Estate Planning for Single Parents - Top 5 Things to Think About
As a single parent, preparing your estate planning documents should be a high priority. The need for estate planning becomes even more critical if there is no second parent to provide care and financial support. Thoughts such as, “What will happen to my children if I die or become incapacitated?” or “My children aren’t in a position to be managing assets they inherit from me!” are just a few that may come to mind for a single parent. Having a well-thought out estate plan in place will provide you with a sense of security and comfort knowing that your children will be cared for should something happen to you. Following are five key things every single parent should consider:
- WHO WILL TAKE CARE OF YOUR CHILDREN IF YOU DIE OR BECOME INCAPACITATED? Deciding who will take care of your children if you die or become incapacitated is perhaps one of the most challenging questions you will ever face as a single parent. If you fail to name a guardian for your child and die before your child becomes an adult, your child could be placed in the care of a court-selected guardian rather than the person you would have chosen. In selecting a guardian you should be thinking about whose parenting style and values most closely align with yours and who is the most able to take on the responsibility of caring for the child.

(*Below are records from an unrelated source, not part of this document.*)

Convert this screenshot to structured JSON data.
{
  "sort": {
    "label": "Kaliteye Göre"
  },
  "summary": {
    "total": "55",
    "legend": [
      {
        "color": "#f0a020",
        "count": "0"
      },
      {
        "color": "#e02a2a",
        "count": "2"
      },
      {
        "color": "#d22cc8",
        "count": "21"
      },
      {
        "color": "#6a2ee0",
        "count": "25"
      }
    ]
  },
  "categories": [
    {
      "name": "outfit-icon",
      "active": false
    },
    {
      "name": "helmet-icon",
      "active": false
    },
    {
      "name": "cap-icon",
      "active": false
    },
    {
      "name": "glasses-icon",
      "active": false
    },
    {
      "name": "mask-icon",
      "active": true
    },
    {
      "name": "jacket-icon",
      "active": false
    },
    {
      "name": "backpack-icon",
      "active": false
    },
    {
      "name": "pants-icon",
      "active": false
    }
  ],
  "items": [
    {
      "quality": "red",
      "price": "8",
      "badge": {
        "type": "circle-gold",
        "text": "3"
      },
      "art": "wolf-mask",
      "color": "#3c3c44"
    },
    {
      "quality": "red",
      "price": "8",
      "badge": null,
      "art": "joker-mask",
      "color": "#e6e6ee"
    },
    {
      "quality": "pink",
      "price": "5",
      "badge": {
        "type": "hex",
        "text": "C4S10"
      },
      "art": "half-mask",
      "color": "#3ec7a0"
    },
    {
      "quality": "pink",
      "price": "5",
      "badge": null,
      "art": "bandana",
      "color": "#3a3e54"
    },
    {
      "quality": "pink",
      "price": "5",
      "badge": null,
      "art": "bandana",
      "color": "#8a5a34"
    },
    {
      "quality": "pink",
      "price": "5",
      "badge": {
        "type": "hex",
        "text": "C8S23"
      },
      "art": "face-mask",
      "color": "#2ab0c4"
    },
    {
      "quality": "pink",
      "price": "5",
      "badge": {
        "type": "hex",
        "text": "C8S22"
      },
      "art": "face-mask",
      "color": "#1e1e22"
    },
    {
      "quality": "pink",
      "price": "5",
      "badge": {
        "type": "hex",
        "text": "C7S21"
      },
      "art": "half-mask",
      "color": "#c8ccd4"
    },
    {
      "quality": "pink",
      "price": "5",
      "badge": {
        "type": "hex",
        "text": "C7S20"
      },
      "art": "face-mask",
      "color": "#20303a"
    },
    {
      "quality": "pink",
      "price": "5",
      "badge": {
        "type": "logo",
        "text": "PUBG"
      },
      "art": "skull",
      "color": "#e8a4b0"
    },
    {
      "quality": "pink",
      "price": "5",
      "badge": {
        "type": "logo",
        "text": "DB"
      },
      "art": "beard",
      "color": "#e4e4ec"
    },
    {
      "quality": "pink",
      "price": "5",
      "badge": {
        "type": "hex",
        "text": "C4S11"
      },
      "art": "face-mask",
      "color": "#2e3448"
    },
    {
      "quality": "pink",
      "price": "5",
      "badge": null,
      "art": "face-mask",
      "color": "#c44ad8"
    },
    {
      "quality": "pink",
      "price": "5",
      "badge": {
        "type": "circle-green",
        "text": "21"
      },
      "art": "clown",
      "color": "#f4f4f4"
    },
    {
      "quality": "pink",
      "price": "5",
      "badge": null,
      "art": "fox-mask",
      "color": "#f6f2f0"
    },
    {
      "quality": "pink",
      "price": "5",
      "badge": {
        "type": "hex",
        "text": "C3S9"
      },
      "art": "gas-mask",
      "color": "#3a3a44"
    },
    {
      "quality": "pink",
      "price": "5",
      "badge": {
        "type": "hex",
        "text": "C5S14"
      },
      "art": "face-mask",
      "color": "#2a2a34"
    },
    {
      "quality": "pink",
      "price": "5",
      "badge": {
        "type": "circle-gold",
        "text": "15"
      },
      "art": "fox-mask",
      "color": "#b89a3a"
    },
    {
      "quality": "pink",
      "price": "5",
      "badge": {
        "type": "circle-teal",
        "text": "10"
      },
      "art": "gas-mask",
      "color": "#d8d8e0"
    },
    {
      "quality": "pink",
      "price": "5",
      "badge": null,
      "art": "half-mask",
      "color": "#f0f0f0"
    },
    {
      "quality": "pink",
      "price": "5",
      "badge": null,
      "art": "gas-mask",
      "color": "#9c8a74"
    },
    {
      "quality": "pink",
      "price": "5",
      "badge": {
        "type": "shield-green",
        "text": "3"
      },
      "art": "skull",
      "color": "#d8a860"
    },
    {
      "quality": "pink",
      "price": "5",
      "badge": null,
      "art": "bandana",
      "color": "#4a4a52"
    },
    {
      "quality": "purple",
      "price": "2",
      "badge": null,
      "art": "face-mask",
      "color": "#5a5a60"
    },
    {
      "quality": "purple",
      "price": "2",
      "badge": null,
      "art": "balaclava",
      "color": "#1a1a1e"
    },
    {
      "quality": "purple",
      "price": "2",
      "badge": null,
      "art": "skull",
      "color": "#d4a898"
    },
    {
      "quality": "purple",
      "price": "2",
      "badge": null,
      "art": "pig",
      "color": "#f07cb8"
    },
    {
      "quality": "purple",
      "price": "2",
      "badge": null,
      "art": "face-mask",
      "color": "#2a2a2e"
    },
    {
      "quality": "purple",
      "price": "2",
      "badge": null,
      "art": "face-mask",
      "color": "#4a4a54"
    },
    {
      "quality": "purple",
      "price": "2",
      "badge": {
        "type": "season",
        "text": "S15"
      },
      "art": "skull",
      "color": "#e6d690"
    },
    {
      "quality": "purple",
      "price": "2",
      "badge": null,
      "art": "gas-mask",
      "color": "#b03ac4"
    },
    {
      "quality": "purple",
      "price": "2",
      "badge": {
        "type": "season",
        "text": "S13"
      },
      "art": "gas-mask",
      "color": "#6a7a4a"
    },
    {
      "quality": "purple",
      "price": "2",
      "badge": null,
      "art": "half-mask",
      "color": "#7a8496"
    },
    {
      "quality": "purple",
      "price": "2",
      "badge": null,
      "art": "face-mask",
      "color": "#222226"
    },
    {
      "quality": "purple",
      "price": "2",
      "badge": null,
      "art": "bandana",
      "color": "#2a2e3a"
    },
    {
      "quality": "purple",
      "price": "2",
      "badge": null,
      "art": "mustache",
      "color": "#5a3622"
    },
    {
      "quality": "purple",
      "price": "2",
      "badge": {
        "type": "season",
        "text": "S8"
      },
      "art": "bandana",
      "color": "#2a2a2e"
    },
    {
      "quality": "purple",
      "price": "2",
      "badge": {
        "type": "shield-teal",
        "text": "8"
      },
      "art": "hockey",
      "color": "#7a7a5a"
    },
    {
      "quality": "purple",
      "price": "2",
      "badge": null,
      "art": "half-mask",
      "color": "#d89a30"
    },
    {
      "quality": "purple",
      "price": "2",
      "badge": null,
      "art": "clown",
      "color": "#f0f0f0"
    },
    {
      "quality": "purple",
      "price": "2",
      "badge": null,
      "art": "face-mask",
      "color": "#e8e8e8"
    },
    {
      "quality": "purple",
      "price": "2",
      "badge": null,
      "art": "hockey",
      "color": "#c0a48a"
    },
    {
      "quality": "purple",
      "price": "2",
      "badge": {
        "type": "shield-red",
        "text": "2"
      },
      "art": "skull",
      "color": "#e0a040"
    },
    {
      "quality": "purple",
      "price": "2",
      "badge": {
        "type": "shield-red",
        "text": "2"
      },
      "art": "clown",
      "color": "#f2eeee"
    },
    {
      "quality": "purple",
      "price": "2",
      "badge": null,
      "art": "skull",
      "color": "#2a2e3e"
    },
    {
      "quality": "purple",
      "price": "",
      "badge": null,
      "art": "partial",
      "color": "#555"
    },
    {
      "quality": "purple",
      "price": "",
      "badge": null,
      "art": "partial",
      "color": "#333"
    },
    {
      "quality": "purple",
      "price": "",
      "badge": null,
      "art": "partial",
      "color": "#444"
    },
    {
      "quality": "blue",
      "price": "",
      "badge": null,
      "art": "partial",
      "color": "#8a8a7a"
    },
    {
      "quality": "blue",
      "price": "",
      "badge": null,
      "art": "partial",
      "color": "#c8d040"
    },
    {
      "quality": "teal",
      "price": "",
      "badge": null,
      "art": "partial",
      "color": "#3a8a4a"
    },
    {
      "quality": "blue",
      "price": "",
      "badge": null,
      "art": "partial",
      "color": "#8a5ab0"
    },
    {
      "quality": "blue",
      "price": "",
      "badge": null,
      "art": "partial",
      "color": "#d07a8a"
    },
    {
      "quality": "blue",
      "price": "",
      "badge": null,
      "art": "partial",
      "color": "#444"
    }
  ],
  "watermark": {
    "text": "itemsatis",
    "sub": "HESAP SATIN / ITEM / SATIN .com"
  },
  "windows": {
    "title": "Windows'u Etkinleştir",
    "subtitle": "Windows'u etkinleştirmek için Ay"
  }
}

- WHO WILL RECEIVE YOUR ASSETS? This is a critical question to be asking if you do not have estate planning documents prepared or had them prepared before major life events such as divorce or the birth of your children. Now, as a single parent, you want to ensure that your children will be the ones receiving your assets, and you will want your estate planning documents to reflect this. Note that beneficiary designations on retirement accounts and life insurance policies will control where those assets go to, not your will or trust.
- WHEN AND HOW WILL YOUR CHILDREN RECEIVE YOUR ASSETS? When a child receives an inheritance, including assets such as life insurance or retirement account proceeds, the child generally must be given authority to control his or her own property upon turning age 18 or 21. For many single parents this is a potentially scary thought! Naming a trust as a beneficiary allows you to decide on distribution terms and select a capable person to serve as trustee to make those distributions. This can help protect your assets and ensure they are used properly for your child’s support.
- SHOULD YOU CONSIDER A REVOCABLE TRUST? A revocable trust, also called a “living trust,” allows you to manage your assets while you are alive and able, but upon your death or incapacity, the trustee you name will administer your assets and make distributions to your children. A properly funded revocable trust will enable you to avoid probate, which may be crucial depending on your assets.
- DO YOU NEED LIFE INSURANCE? As a single parent, you are likely a part of the population that has a significant need for life insurance. Having enough insurance in place could enable your young children to maintain the lifestyle to which they are accustomed, finish college, and become financially independent on their own. Think about this: the cost of raising a child born in 2013 to the age of 18 is just over $245,000, and that figure doesn’t even take into account the cost of college!